Nyquil Abuse

NyQuil is a popular over-the-counter cold and flu medicine that is available as a liquid or a capsule. Nyquil is an over-the-counter medicine that contains a combination of ingredients, including DXM, which is a cough suppressant that teenagers are abusing at an alarming rate. Nyquil is designated to treat symptoms caused by bronchitis, sinusitis, allergies, flu and the cold virus. Nyquil contains dextromethorphan (DXM) acetaminophen, oral antihistamines and decongestants. While Nyquil is safe when used as directed for the short-term, the prolonged use or abuse of Nyquil can pose some serious health risks, including addiction. Some of the ingredients in Nyquil can have long-term effects on the body if the medication is abused. The basic formulation of Nyquil is designed to provide temporary symptomatic relief so that people can continue with everyday activities while they get better.The FDA is weighing restrictions on Robitussin, NyQuil, and other cough suppressants to curb cases of abuse that send thousands of people to the hospital each year. According to the FDA, approximately 8,000 emergency room visits in 2008 were due the abuse of Nyquil and other cold medications. "Because of the drug's perceived safety, ease of availability, and desired psychoactive effects, Nyquil is often sought after by those seeking to abuse this over the counter cold medicine to alter their mental state" states the FDA review. The active ingredients in NyQuil have been associated with abuse, liver damage and psychotic episodes, especially if abused or combined with alcohol. Someone suffering from any type of liver disease or liver-related problem should use extreme caution when taking Nyquil because this product contains acetaminophen. Tolerance and physical dependence may develop with long-term use or abuse of Nyquil.

By far the most sought after ingredient in Nyquil by teens abusing the medication is Dextromethorphan, also known as DXM. Dextromethorphan works at suppressing the receptors in the brain that control coughing. Some individuals abusing Nyquil will break open the gel cap so the ingredients are released at once rather than gradually. According to the Center for Substance Abuse Research, when taken in high amounts above the recommended dosage on the package, DXM, an ingredient in Nyquil and other cold medicines, has been reported to create dissociative, psychedelic and euphoric effects on the body. To some individuals abusing Nyquil, this can be an attractive feature of this over the counter drug. It can become addictive because of this; therefore some people seek to abuse Nyquil to get high rather than to treat their cold or respiratory illness. An individual overdosing on DXM, contained in Nyquil, may appear to be intoxicated or in a stupor. There may be a fever, numbness of toes and fingers, and facial redness.
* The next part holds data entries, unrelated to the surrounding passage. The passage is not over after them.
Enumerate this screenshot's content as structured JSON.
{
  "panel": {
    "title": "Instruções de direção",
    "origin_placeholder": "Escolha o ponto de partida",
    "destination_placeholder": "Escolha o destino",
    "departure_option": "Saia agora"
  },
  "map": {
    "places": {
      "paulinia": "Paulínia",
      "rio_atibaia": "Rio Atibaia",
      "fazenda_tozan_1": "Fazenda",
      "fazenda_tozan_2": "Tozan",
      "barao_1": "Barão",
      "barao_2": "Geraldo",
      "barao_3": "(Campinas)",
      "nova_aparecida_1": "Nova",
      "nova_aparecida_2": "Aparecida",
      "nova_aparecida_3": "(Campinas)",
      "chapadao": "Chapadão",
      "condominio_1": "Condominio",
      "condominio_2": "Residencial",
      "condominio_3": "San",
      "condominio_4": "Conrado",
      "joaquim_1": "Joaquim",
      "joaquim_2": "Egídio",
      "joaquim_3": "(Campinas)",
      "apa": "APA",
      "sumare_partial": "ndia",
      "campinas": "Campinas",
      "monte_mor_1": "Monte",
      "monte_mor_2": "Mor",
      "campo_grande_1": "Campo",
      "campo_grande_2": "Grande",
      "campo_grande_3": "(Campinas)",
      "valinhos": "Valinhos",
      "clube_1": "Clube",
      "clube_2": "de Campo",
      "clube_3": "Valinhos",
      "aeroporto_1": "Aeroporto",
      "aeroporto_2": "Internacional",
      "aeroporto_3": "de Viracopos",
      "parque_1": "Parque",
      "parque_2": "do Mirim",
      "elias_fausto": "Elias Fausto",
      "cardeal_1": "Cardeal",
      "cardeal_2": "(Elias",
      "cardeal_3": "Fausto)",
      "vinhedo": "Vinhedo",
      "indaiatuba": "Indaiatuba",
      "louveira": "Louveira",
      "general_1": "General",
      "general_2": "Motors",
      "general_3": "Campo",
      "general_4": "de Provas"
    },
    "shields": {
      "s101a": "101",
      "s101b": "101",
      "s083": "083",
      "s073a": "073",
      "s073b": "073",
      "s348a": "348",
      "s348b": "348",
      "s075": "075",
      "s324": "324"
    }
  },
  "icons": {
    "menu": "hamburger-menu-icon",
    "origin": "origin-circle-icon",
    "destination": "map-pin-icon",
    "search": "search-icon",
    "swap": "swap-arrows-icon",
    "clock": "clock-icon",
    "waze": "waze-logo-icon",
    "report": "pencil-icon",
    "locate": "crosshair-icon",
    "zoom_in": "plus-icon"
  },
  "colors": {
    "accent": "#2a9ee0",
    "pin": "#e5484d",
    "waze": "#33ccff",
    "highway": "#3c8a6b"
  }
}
The person may lose all muscle coordination, stagger, and experience visual distortions, hyperactivity, restlessness, shallow breathing, vomiting, irritability, changes in heartbeat, seizures, and coma. At the highest levels of overdose, individuals have lost their ability to move their arms and legs and to talk, and have suffered strokes and permanent brain damage, and in rare instances coma or death. Today, individuals are abusing Nyquil, and other cold medications in significant doses, and becoming addicted at alarming rates. If you or someone you know is abusing Nyquil, or any other chemical substance, seek drug treatment at a drug rehab center.